▸ The data:

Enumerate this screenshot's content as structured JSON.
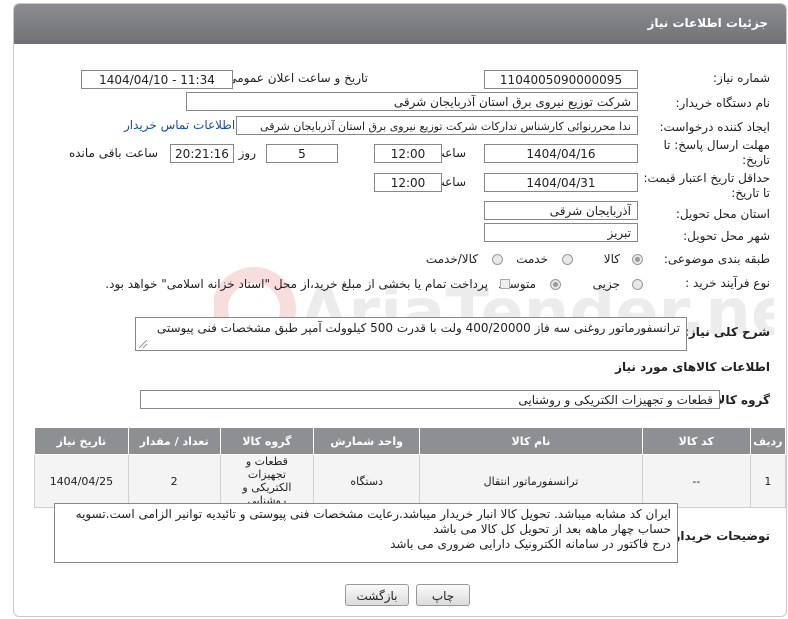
{
  "header": {
    "title": "جزئیات اطلاعات نیاز"
  },
  "watermark": {
    "text": "AriaTender.neT"
  },
  "fields": {
    "need_number_label": "شماره نیاز:",
    "need_number": "1104005090000095",
    "announce_label": "تاریخ و ساعت اعلان عمومی:",
    "announce_value": "1404/04/10 - 11:34",
    "buyer_org_label": "نام دستگاه خریدار:",
    "buyer_org": "شرکت توزیع نیروی برق استان آذربایجان شرقی",
    "creator_label": "ایجاد کننده درخواست:",
    "creator": "ندا محررنوائی کارشناس تدارکات شرکت توزیع نیروی برق استان آذربایجان شرقی",
    "contact_link": "اطلاعات تماس خریدار",
    "deadline_label_1": "مهلت ارسال پاسخ: تا",
    "deadline_label_2": "تاریخ:",
    "deadline_date": "1404/04/16",
    "time_label": "ساعت",
    "deadline_time": "12:00",
    "days_value": "5",
    "days_label": "روز و",
    "remaining_time": "20:21:16",
    "remaining_label": "ساعت باقی مانده",
    "min_validity_label_1": "حداقل تاریخ اعتبار قیمت:",
    "min_validity_label_2": "تا تاریخ:",
    "validity_date": "1404/04/31",
    "validity_time": "12:00",
    "province_label": "استان محل تحویل:",
    "province": "آذربایجان شرقی",
    "city_label": "شهر محل تحویل:",
    "city": "تبریز",
    "category_label": "طبقه بندی موضوعی:",
    "category_options": [
      "کالا",
      "خدمت",
      "کالا/خدمت"
    ],
    "category_selected": "کالا",
    "process_label": "نوع فرآیند خرید :",
    "process_options": [
      "جزیی",
      "متوسط"
    ],
    "process_selected": "متوسط",
    "payment_note": "پرداخت تمام یا بخشی از مبلغ خرید،از محل \"اسناد خزانه اسلامی\" خواهد بود."
  },
  "description": {
    "label": "شرح کلی نیاز:",
    "text": "ترانسفورماتور روغنی سه فاز 400/20000 ولت با قدرت 500 کیلوولت آمپر طبق مشخصات فنی پیوستی"
  },
  "goods_info": {
    "section_title": "اطلاعات کالاهای مورد نیاز",
    "group_label": "گروه کالا:",
    "group_value": "قطعات و تجهیزات الکتریکی و روشنایی"
  },
  "table": {
    "headers": [
      "ردیف",
      "کد کالا",
      "نام کالا",
      "واحد شمارش",
      "گروه کالا",
      "تعداد / مقدار",
      "تاریخ نیاز"
    ],
    "rows": [
      [
        "1",
        "--",
        "ترانسفورماتور انتقال",
        "دستگاه",
        "قطعات و تجهیزات الکتریکی و روشنایی",
        "2",
        "1404/04/25"
      ]
    ]
  },
  "buyer_notes": {
    "label": "توضیحات خریدار:",
    "line1": "ایران کد مشابه میباشد. تحویل کالا انبار خریدار میباشد.رعایت مشخصات فنی پیوستی و تائیدیه توانیر الزامی است.تسویه",
    "line2": "حساب چهار ماهه بعد از تحویل کل کالا می باشد",
    "line3": "درج فاکتور در سامانه الکترونیک دارایی ضروری می باشد"
  },
  "buttons": {
    "print": "چاپ",
    "back": "بازگشت"
  }
}
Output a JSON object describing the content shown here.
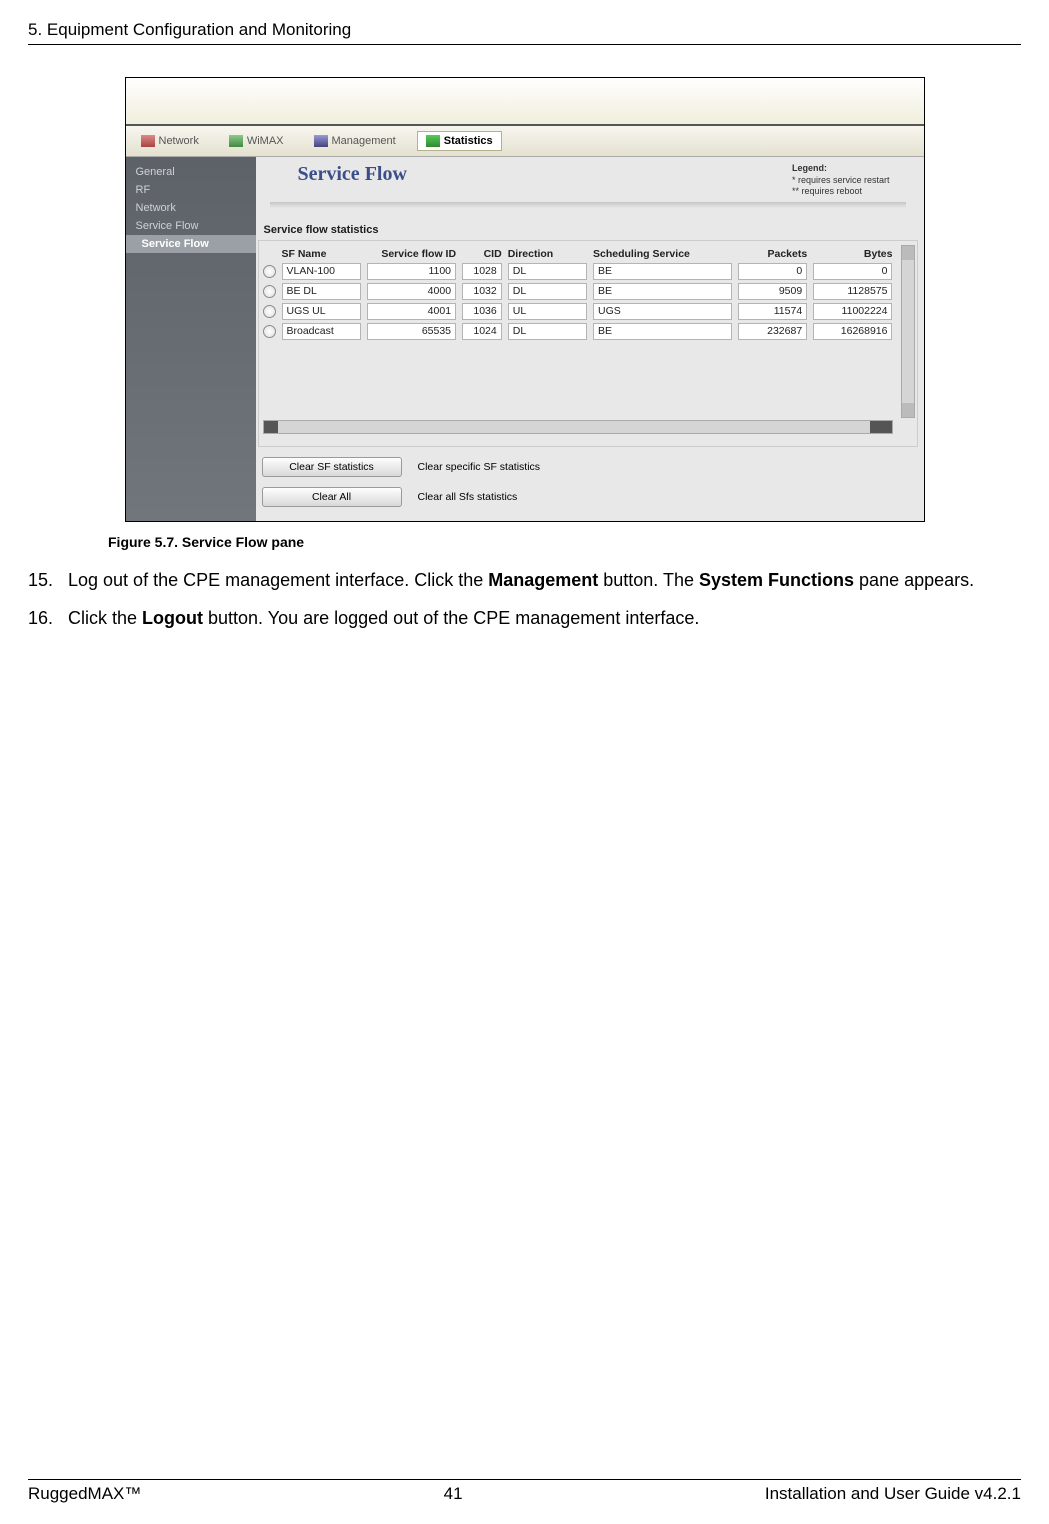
{
  "header": "5. Equipment Configuration and Monitoring",
  "figure_caption": "Figure 5.7. Service Flow pane",
  "steps": [
    {
      "num": "15.",
      "text_a": "Log out of the CPE management interface. Click the ",
      "b1": "Management",
      "text_b": " button. The ",
      "b2": "System Functions",
      "text_c": " pane appears."
    },
    {
      "num": "16.",
      "text_a": "Click the ",
      "b1": "Logout",
      "text_b": " button. You are logged out of the CPE management interface.",
      "b2": "",
      "text_c": ""
    }
  ],
  "nav": [
    {
      "label": "Network",
      "icon": "ic1"
    },
    {
      "label": "WiMAX",
      "icon": "ic2"
    },
    {
      "label": "Management",
      "icon": "ic3"
    },
    {
      "label": "Statistics",
      "icon": "ic4",
      "active": true
    }
  ],
  "sidebar": [
    {
      "label": "General"
    },
    {
      "label": "RF"
    },
    {
      "label": "Network"
    },
    {
      "label": "Service Flow"
    },
    {
      "label": "Service Flow",
      "active": true
    }
  ],
  "panel": {
    "title": "Service Flow",
    "legend_title": "Legend:",
    "legend_l1": "*  requires service restart",
    "legend_l2": "** requires reboot",
    "section": "Service flow statistics"
  },
  "columns": [
    "SF Name",
    "Service flow ID",
    "CID",
    "Direction",
    "Scheduling Service",
    "Packets",
    "Bytes"
  ],
  "rows": [
    {
      "name": "VLAN-100",
      "sfid": "1100",
      "cid": "1028",
      "dir": "DL",
      "sched": "BE",
      "pkt": "0",
      "byt": "0"
    },
    {
      "name": "BE DL",
      "sfid": "4000",
      "cid": "1032",
      "dir": "DL",
      "sched": "BE",
      "pkt": "9509",
      "byt": "1128575"
    },
    {
      "name": "UGS UL",
      "sfid": "4001",
      "cid": "1036",
      "dir": "UL",
      "sched": "UGS",
      "pkt": "11574",
      "byt": "11002224"
    },
    {
      "name": "Broadcast",
      "sfid": "65535",
      "cid": "1024",
      "dir": "DL",
      "sched": "BE",
      "pkt": "232687",
      "byt": "16268916"
    }
  ],
  "buttons": [
    {
      "label": "Clear SF statistics",
      "desc": "Clear specific SF statistics"
    },
    {
      "label": "Clear All",
      "desc": "Clear all Sfs statistics"
    }
  ],
  "footer": {
    "left": "RuggedMAX™",
    "center": "41",
    "right": "Installation and User Guide v4.2.1"
  }
}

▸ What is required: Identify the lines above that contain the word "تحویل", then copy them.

▸ Output of the exercise:
    "province_label": "استان محل تحویل:",
    "city_label": "شهر محل تحویل:",
    "line1": "ایران کد مشابه میباشد. تحویل کالا انبار خریدار میباشد.رعایت مشخصات فنی پیوستی و تائیدیه توانیر الزامی است.تسویه",
    "line2": "حساب چهار ماهه بعد از تحویل کل کالا می باشد",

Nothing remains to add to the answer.